- to exchange, barter, or trade, as one thing for another: He swapped his wrist watch for the radio.
- to substitute (one thing) for another (sometimes followed by in): Swap in red wine for white, since powerful nutrients are in the red grape's skin.
- to replace (one thing) with another (sometimes followed by out): To cut down on fat, swap cream for milk.
- to make an exchange.
- an exchange: He got the radio in a swap.
Origin of swap
- to trade or exchange (something or someone) for another
- an exchange
- something that is exchanged

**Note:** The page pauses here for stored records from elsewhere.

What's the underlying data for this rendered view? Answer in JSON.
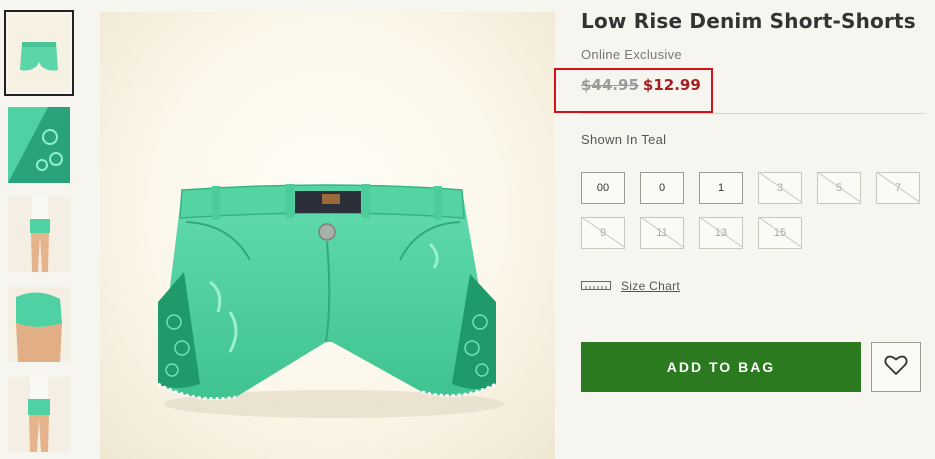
{
  "product": {
    "title": "Low Rise Denim Short-Shorts",
    "badge": "Online Exclusive",
    "original_price": "$44.95",
    "sale_price": "$12.99",
    "color_label": "Shown In Teal"
  },
  "sizes": [
    {
      "label": "00",
      "available": true
    },
    {
      "label": "0",
      "available": true
    },
    {
      "label": "1",
      "available": true
    },
    {
      "label": "3",
      "available": false
    },
    {
      "label": "5",
      "available": false
    },
    {
      "label": "7",
      "available": false
    },
    {
      "label": "9",
      "available": false
    },
    {
      "label": "11",
      "available": false
    },
    {
      "label": "13",
      "available": false
    },
    {
      "label": "15",
      "available": false
    }
  ],
  "size_chart_label": "Size Chart",
  "add_to_bag_label": "ADD TO BAG",
  "colors": {
    "accent_green": "#2b7a1f",
    "sale_red": "#a51f22",
    "highlight_red": "#d0121b",
    "product_teal": "#4fd1a3"
  },
  "icons": {
    "wishlist": "heart-icon",
    "size_chart": "ruler-icon"
  }
}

- Also called: swap option, swaption finance a contract in which the parties to it exchange liabilities on outstanding debts, often exchanging fixed interest-rate for floating-rate debts (debt swap), either as a means of managing debt or in trading (swap trading)

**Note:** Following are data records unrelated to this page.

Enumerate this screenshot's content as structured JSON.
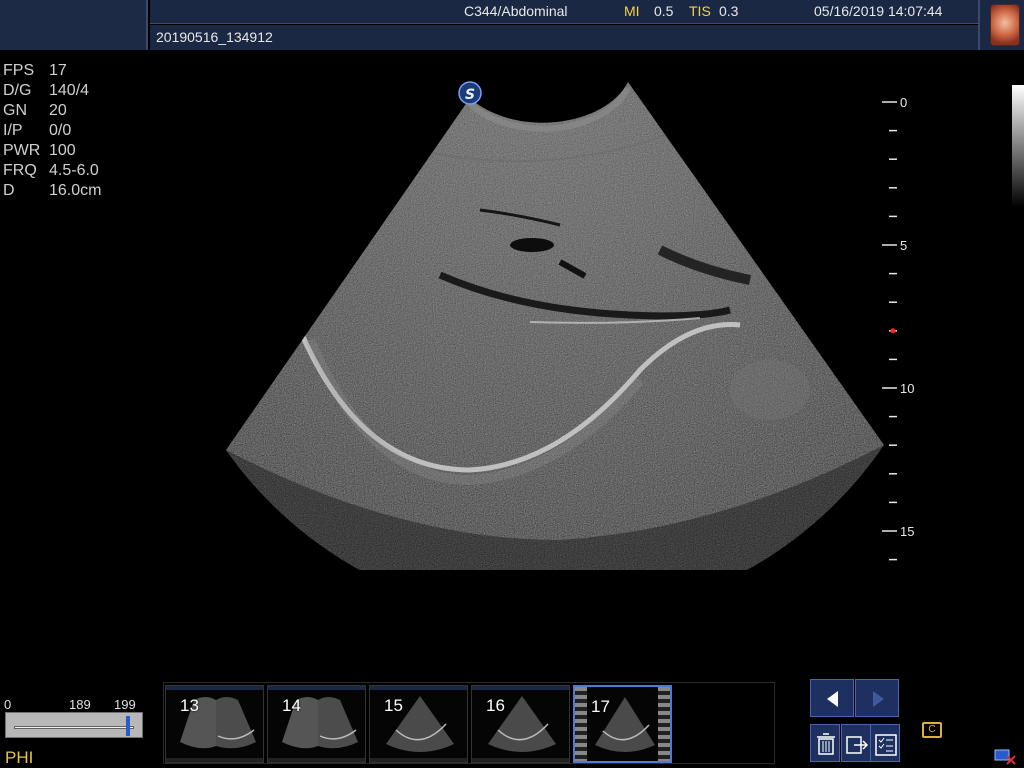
{
  "header": {
    "probe_preset": "C344/Abdominal",
    "mi_label": "MI",
    "mi_value": "0.5",
    "tis_label": "TIS",
    "tis_value": "0.3",
    "datetime": "05/16/2019 14:07:44",
    "study_id": "20190516_134912"
  },
  "params": [
    {
      "label": "FPS",
      "value": "17"
    },
    {
      "label": "D/G",
      "value": "140/4"
    },
    {
      "label": "GN",
      "value": "20"
    },
    {
      "label": "I/P",
      "value": "0/0"
    },
    {
      "label": "PWR",
      "value": "100"
    },
    {
      "label": "FRQ",
      "value": "4.5-6.0"
    },
    {
      "label": "D",
      "value": "16.0cm"
    }
  ],
  "depth_scale": {
    "labels": [
      "0",
      "5",
      "10",
      "15"
    ]
  },
  "orientation_marker": "S",
  "gain": {
    "min": "0",
    "current": "189",
    "max": "199",
    "fraction": 0.95
  },
  "preset_label": "PHI",
  "thumbnails": [
    {
      "num": "13",
      "selected": false
    },
    {
      "num": "14",
      "selected": false
    },
    {
      "num": "15",
      "selected": false
    },
    {
      "num": "16",
      "selected": false
    },
    {
      "num": "17",
      "selected": true
    }
  ],
  "icons": {
    "organ": "abdomen-organ-icon",
    "prev": "triangle-left-icon",
    "next": "triangle-right-icon",
    "delete": "trash-icon",
    "export": "export-icon",
    "checklist": "checklist-icon",
    "cine": "cine-icon",
    "network": "network-icon"
  },
  "colors": {
    "header_bg": "#1a2844",
    "accent_yellow": "#f2d34b",
    "button_bg": "#1d3060"
  }
}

Word Origin and History for swapper
c.1300, "to strike, strike the hands together," possibly imitative of the sound of hitting. The sense of "exchange, barter, trade" is first recorded 1590s, possibly from the practice of slapping hands together as a sign of agreement in bargaining. Related: Swapped; swapping. The noun in this sense is attested from 1620s.